## Assignment
Please find every line of the listing below where "정보공개청구" occurs and copy it.

## Input data
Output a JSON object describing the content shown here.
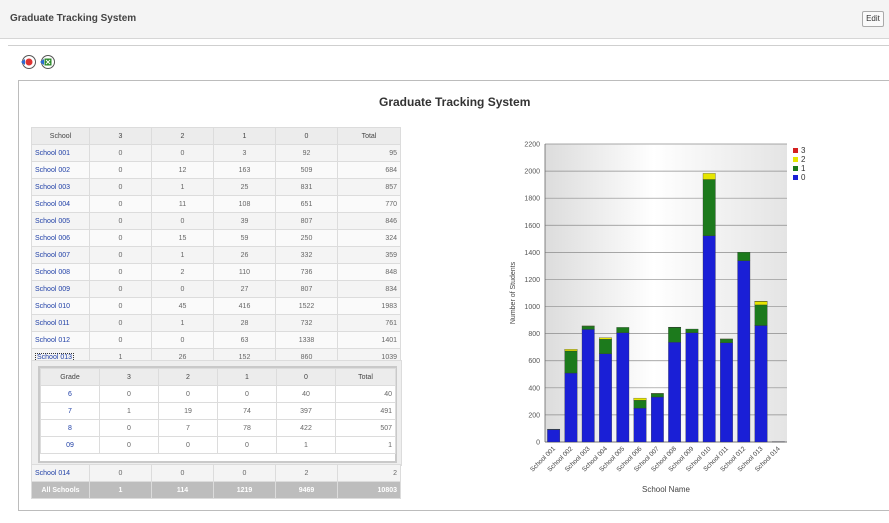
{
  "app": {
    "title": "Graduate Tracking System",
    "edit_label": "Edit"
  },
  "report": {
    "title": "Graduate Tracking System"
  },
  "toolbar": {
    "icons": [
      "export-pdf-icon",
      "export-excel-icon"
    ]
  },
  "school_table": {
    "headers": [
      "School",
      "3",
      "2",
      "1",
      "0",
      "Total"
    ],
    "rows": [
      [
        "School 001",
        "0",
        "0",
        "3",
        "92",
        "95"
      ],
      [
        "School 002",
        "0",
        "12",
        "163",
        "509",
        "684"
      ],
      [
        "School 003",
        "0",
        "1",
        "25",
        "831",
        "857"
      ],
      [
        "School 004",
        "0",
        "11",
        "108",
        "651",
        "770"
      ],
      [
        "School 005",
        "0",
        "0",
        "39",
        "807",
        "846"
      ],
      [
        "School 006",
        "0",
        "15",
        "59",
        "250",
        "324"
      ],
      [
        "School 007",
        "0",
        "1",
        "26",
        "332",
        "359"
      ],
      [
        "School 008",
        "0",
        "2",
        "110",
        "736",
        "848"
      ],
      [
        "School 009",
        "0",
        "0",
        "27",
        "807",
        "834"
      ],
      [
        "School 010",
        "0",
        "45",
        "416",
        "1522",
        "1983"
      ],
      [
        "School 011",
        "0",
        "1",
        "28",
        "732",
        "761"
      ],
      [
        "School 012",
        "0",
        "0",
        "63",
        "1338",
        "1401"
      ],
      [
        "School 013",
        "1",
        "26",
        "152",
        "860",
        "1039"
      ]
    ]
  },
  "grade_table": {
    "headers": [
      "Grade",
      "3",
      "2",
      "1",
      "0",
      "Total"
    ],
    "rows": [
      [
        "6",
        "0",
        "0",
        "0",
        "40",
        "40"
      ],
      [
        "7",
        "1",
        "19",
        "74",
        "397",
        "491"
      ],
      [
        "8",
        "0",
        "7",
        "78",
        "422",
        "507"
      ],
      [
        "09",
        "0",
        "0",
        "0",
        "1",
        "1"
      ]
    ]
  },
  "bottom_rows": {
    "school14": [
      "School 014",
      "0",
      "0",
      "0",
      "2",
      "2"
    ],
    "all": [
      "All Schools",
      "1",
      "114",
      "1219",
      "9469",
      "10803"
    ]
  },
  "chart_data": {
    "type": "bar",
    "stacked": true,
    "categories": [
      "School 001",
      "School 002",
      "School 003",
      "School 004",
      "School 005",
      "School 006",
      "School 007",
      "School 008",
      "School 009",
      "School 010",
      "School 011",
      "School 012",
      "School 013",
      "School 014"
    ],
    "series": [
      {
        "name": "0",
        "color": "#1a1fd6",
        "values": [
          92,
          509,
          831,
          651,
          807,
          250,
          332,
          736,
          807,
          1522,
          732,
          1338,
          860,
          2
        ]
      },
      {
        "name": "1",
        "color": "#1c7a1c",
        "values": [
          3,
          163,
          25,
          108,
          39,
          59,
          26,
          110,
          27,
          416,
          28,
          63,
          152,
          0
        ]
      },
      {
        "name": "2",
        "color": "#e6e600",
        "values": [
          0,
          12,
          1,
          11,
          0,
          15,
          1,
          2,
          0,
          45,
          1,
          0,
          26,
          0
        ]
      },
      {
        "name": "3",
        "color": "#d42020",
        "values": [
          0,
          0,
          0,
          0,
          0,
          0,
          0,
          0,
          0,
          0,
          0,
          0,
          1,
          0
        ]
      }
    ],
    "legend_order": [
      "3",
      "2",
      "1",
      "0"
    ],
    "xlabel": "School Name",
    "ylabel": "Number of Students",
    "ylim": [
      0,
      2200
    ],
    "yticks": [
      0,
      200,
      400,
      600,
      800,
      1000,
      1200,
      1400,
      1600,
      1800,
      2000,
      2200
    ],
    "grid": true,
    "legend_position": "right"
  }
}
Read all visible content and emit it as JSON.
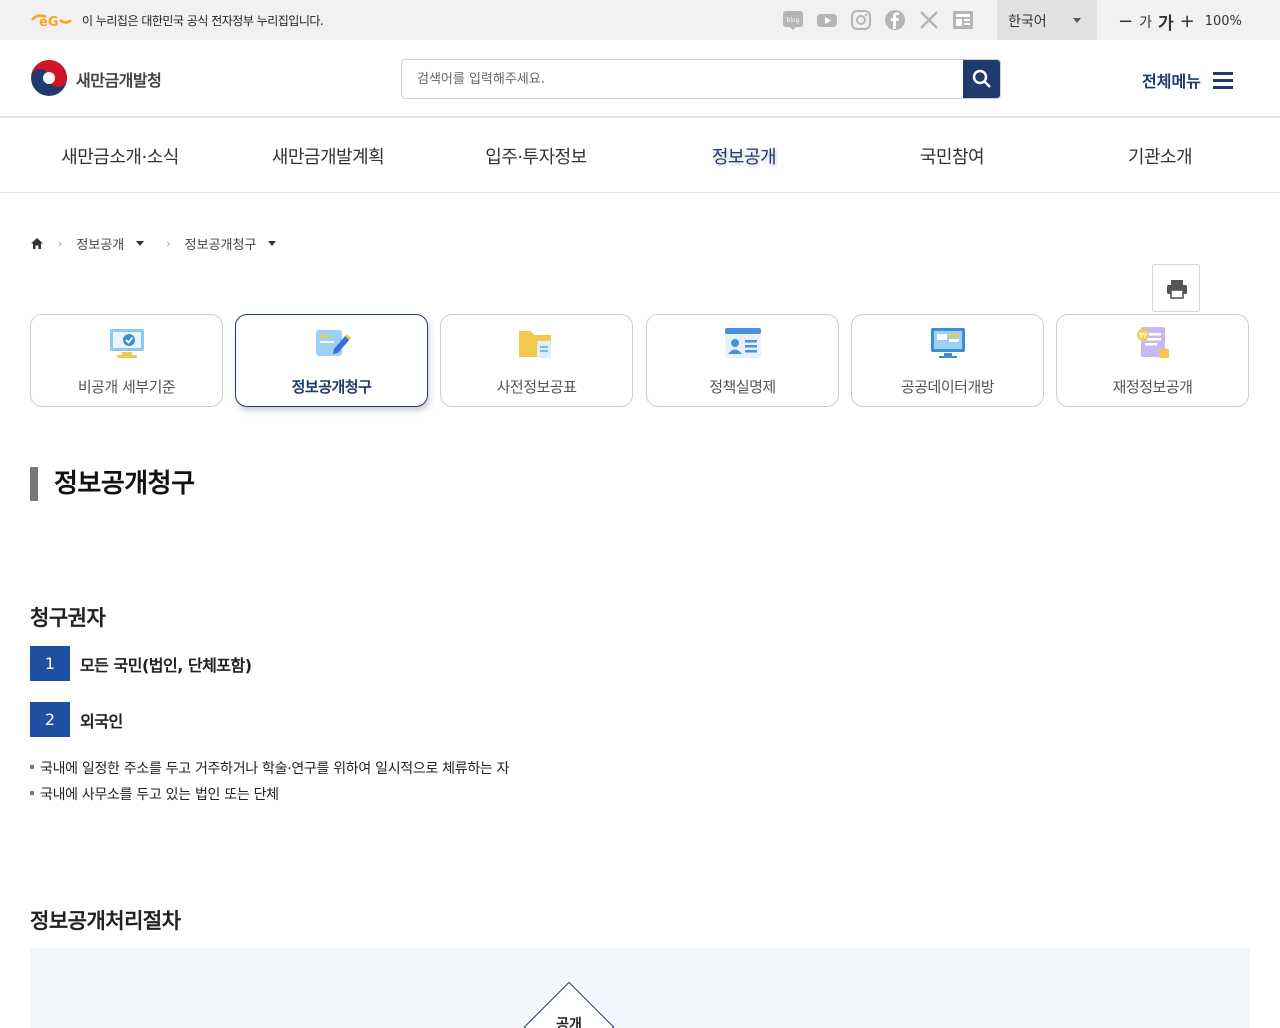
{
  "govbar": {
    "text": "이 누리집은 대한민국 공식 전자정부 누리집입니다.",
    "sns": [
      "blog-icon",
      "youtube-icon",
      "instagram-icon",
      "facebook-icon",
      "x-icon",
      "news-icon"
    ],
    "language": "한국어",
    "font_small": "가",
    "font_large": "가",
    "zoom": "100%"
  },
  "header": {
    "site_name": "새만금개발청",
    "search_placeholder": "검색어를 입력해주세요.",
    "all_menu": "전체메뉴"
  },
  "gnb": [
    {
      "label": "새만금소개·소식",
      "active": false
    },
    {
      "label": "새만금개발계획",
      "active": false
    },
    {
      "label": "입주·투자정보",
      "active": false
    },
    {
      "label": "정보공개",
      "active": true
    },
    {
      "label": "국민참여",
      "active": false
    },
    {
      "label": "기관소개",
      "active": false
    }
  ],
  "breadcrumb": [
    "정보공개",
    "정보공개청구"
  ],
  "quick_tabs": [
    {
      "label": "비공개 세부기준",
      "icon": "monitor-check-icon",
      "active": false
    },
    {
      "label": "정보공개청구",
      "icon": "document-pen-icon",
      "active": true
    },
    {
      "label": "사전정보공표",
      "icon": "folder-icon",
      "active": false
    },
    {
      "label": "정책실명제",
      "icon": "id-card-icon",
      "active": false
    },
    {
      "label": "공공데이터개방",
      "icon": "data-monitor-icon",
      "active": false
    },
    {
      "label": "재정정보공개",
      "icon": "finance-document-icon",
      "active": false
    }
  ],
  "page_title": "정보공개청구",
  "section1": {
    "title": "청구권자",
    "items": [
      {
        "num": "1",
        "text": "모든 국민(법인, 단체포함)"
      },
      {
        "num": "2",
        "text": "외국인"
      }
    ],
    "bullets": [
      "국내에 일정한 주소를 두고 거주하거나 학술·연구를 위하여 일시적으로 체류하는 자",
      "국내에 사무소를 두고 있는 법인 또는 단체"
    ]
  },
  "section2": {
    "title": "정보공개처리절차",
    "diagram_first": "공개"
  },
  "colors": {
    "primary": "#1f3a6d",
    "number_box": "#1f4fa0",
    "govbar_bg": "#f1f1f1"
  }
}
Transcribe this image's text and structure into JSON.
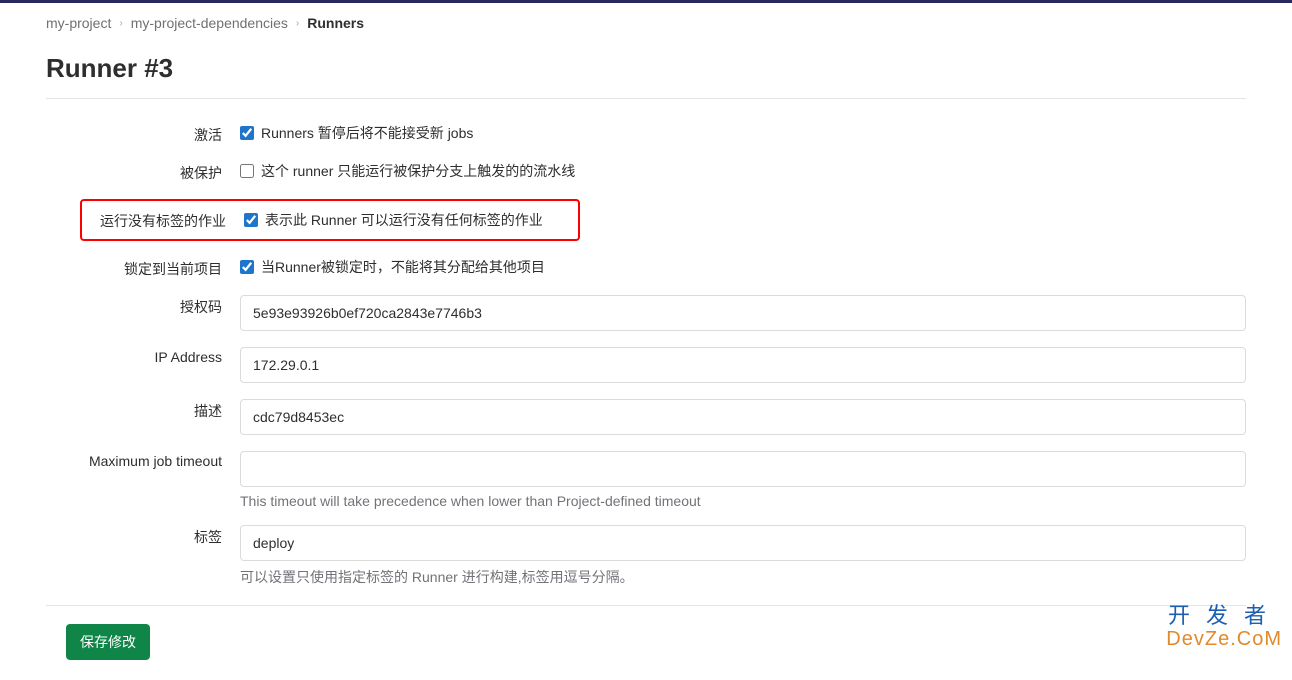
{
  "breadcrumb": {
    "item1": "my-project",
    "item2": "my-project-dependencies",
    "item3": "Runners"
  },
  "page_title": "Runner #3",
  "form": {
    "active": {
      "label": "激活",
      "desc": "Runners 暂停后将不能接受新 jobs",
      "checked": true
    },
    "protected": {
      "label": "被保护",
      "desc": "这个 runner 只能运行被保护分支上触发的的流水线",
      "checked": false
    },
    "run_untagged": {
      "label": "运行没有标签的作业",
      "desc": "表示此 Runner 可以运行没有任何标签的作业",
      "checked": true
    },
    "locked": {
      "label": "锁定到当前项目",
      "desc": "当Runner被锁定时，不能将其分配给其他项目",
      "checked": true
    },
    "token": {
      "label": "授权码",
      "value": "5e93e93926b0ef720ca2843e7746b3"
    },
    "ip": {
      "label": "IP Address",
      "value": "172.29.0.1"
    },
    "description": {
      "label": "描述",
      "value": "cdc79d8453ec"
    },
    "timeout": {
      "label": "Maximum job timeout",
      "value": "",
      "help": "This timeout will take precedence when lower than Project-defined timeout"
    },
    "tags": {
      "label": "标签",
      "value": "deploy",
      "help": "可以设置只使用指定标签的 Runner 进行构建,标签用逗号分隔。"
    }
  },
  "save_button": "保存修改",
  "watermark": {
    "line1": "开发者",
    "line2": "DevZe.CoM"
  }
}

## Solution to this problem
    "정보공개청구"
      "label": "정보공개청구",
  "page_title": "정보공개청구",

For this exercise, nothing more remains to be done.